Mike Preston asks the question, “is the storage admin dead?” in response to Andy Banta’s NetApp SolidFire presentation at Storage Field Day. He talks storage provisioning and performance as well as quality of service before praising NetApp SolidFire for having “taken some very difficult and complex tasks and turned them into a simple policy.”

X-IO Technologies Axellio At SFD13

Brandon Graves gives some background on X-IO’s founding and company history before discussing their new, unique, and specialized storage solution, Axellio. He goes into the hardware specifics, architecture, and performance of Axellio, then provides his own opinion saying X-IO “are one of the few companies that are doing something different when all the storage products are starting to look the same.”

Long Term Data Retention – What do I do?

Prompted by StorageCraft’s presentation at Storage Field Day, Alex Galbraith answers questions about long term data retention. This includes describing what the regulatory requirements are for long-term data retention as well as the consequences of losing said data. He also discusses StorageCraft’s latest backup software iteration which includes a local cache with cloud integration and the added ability to spin up a disaster recovery environment in the event of an outage to your primary data center.

Does Cloud Provide Infinite Storage Capacity and Retention?

Based on Dell EMC’s presentation on Unity at Storage Field Day, Alex Galbraith poses the question: “Does Cloud Provide Infinite Storage Capacity and Retention?”

Primary Data Attacks Application Ignorance

At Primary Data’s Storage Field Day presentation, they brought up the idea that applications are “unaware”. This ignorance is to the underlying infrastructure, as they are not generally written with a specific set of hardware or specification in mind. Dan Frith shares his thoughts on their solution to this problem, DataSphere, “a metadata engine that automates the flow of data across the enterprise infrastructure and the cloud to meet evolving application demands”.

Storage Field Day 13 – Wrap-up and Link-o-rama

Dan Frith finishes up his coverage of Storage Field Day and the Storage Field Day Exclusive at Pure Accelerate. This includes links to all his coverage, other delegates, and his closing thoughts on the events.

StorageCraft Are In Your Data Centre And In The Cloud

At StorageCraft’s Storage Field Day presentation, Dan Frith was reminded of why he’s liked using their solutions in the past. The world of DRaaS, offers a “terribly simple” way to get it up and running. And when disaster does strike, the ability to immediately use their cloud as a failover means you don’t lose a lot of time in recovery either.

SNIA’s Swordfish Is Better Than The Film

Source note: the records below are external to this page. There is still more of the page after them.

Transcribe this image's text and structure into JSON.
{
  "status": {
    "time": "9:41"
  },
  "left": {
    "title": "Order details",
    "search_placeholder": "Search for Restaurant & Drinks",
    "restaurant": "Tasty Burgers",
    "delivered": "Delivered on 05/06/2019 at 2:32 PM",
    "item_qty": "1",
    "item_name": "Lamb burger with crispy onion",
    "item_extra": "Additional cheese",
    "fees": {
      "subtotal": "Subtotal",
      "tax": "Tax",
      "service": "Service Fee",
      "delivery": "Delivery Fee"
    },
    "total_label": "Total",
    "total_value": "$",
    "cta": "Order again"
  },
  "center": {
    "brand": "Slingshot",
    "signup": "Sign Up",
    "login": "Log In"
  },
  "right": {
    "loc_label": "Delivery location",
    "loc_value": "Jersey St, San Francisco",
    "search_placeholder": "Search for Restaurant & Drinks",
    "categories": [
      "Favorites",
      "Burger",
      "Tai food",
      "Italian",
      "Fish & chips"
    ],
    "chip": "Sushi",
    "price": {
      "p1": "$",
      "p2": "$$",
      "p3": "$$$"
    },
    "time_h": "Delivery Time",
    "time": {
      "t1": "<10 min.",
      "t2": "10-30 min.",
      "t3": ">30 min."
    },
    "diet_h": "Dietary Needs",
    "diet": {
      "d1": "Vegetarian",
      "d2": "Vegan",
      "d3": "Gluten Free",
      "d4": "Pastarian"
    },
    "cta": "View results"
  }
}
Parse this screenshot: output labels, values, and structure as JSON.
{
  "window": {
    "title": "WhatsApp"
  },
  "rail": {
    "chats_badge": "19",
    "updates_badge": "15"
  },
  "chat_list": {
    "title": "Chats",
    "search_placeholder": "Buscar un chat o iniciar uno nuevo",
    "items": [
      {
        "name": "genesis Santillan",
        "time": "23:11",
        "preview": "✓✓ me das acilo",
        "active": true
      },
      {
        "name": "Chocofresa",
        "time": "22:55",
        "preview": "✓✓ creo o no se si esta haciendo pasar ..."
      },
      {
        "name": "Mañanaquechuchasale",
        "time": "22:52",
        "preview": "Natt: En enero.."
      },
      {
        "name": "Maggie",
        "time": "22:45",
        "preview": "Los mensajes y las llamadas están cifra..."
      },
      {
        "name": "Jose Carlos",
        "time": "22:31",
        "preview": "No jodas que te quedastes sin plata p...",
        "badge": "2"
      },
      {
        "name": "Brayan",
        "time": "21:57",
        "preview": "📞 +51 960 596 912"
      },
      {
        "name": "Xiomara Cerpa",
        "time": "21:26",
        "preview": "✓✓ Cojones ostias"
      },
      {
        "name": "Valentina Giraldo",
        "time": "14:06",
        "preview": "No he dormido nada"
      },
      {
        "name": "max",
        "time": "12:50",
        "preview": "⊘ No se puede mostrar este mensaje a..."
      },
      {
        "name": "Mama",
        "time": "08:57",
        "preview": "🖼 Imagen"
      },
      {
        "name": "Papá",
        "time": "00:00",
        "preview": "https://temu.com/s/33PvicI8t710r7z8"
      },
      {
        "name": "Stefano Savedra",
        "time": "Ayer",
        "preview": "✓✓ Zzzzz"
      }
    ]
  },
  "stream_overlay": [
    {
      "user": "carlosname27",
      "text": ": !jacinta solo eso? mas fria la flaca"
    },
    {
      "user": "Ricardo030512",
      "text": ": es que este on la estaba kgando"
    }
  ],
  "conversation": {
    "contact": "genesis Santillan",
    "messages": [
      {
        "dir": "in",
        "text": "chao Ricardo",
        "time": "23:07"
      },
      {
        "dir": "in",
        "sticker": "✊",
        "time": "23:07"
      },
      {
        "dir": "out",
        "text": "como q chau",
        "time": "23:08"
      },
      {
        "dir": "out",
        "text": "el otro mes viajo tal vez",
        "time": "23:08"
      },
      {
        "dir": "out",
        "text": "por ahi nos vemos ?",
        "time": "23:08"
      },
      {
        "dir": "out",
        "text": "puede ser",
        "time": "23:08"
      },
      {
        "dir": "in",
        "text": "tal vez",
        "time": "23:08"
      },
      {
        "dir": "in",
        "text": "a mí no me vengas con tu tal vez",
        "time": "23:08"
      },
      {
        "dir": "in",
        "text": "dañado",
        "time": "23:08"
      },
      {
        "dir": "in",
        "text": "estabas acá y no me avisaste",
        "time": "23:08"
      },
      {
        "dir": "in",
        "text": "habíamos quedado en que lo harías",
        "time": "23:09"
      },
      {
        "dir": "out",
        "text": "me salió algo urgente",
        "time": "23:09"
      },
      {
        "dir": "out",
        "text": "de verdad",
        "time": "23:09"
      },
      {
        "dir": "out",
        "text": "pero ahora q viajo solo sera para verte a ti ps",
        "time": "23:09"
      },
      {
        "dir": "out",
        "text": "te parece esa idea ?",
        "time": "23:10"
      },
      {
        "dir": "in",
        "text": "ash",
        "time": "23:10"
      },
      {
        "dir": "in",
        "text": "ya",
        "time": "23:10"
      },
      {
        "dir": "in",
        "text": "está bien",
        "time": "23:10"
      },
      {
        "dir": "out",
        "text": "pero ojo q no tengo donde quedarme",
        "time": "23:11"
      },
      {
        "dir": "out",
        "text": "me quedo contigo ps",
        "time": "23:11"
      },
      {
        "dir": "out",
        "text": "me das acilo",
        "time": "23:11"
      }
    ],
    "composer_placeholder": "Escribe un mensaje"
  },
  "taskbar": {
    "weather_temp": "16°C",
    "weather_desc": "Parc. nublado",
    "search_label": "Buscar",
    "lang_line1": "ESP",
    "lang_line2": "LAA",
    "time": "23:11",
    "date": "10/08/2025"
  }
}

At Storage Field Day, SNIA presented on their Swordfish, their scalable storage management standard. With the way that storage has radically changed in the data center over the last fifteen years, Dan think that projects like Swordfish demonstrate just how vital SNIA has become in the industry.